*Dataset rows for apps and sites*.
==============================

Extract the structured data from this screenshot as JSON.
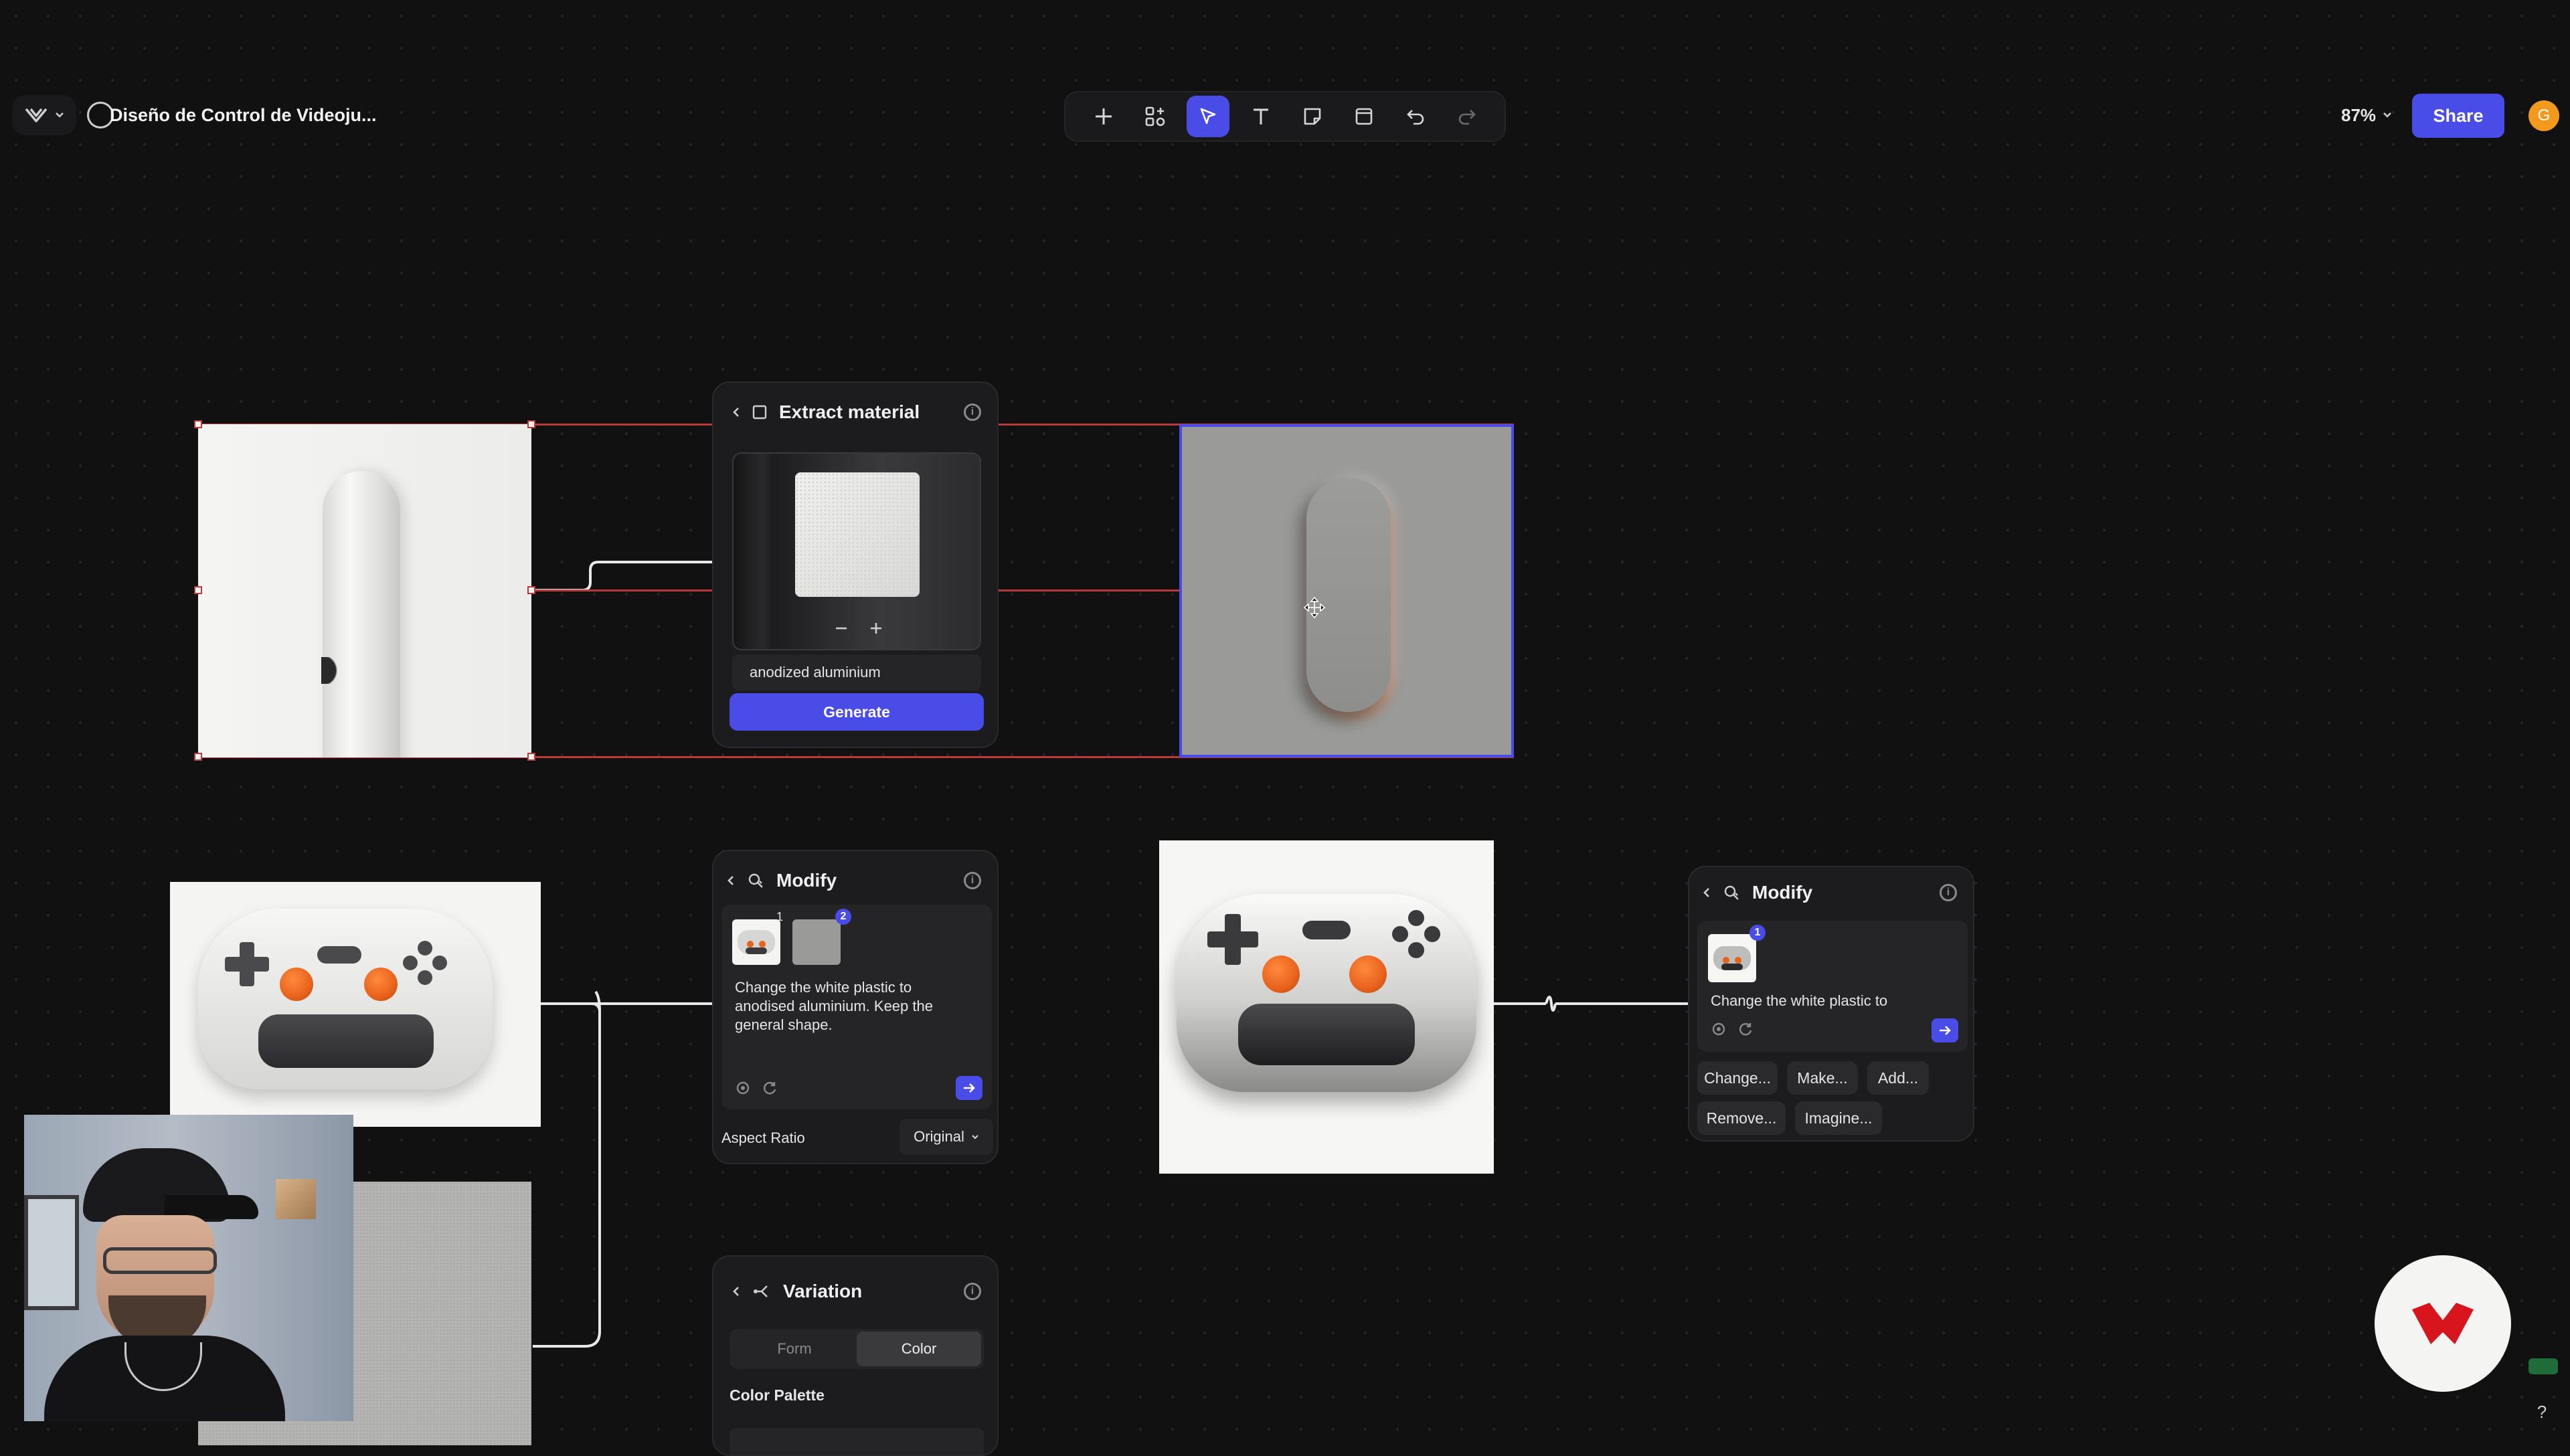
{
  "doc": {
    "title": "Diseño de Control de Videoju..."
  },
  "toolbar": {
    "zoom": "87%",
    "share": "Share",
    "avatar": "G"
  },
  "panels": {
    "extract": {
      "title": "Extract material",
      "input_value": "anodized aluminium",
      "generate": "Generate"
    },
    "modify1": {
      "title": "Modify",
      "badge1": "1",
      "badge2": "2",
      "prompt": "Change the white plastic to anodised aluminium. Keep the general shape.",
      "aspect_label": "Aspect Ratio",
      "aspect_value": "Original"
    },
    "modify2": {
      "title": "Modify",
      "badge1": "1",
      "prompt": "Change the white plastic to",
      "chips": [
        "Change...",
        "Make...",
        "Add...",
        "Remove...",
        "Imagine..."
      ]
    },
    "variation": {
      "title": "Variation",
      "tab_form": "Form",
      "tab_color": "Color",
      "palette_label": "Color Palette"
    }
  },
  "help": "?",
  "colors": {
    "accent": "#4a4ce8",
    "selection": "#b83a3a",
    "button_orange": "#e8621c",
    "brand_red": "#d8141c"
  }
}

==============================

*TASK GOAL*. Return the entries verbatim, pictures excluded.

*ANSWER AREA*.
Extract the structured data from this screenshot as JSON.
{
  "doc": {
    "title": "Diseño de Control de Videoju..."
  },
  "toolbar": {
    "zoom": "87%",
    "share": "Share",
    "avatar": "G"
  },
  "panels": {
    "extract": {
      "title": "Extract material",
      "input_value": "anodized aluminium",
      "generate": "Generate"
    },
    "modify1": {
      "title": "Modify",
      "badge1": "1",
      "badge2": "2",
      "prompt": "Change the white plastic to anodised aluminium. Keep the general shape.",
      "aspect_label": "Aspect Ratio",
      "aspect_value": "Original"
    },
    "modify2": {
      "title": "Modify",
      "badge1": "1",
      "prompt": "Change the white plastic to",
      "chips": [
        "Change...",
        "Make...",
        "Add...",
        "Remove...",
        "Imagine..."
      ]
    },
    "variation": {
      "title": "Variation",
      "tab_form": "Form",
      "tab_color": "Color",
      "palette_label": "Color Palette"
    }
  },
  "help": "?",
  "colors": {
    "accent": "#4a4ce8",
    "selection": "#b83a3a",
    "button_orange": "#e8621c",
    "brand_red": "#d8141c"
  }
}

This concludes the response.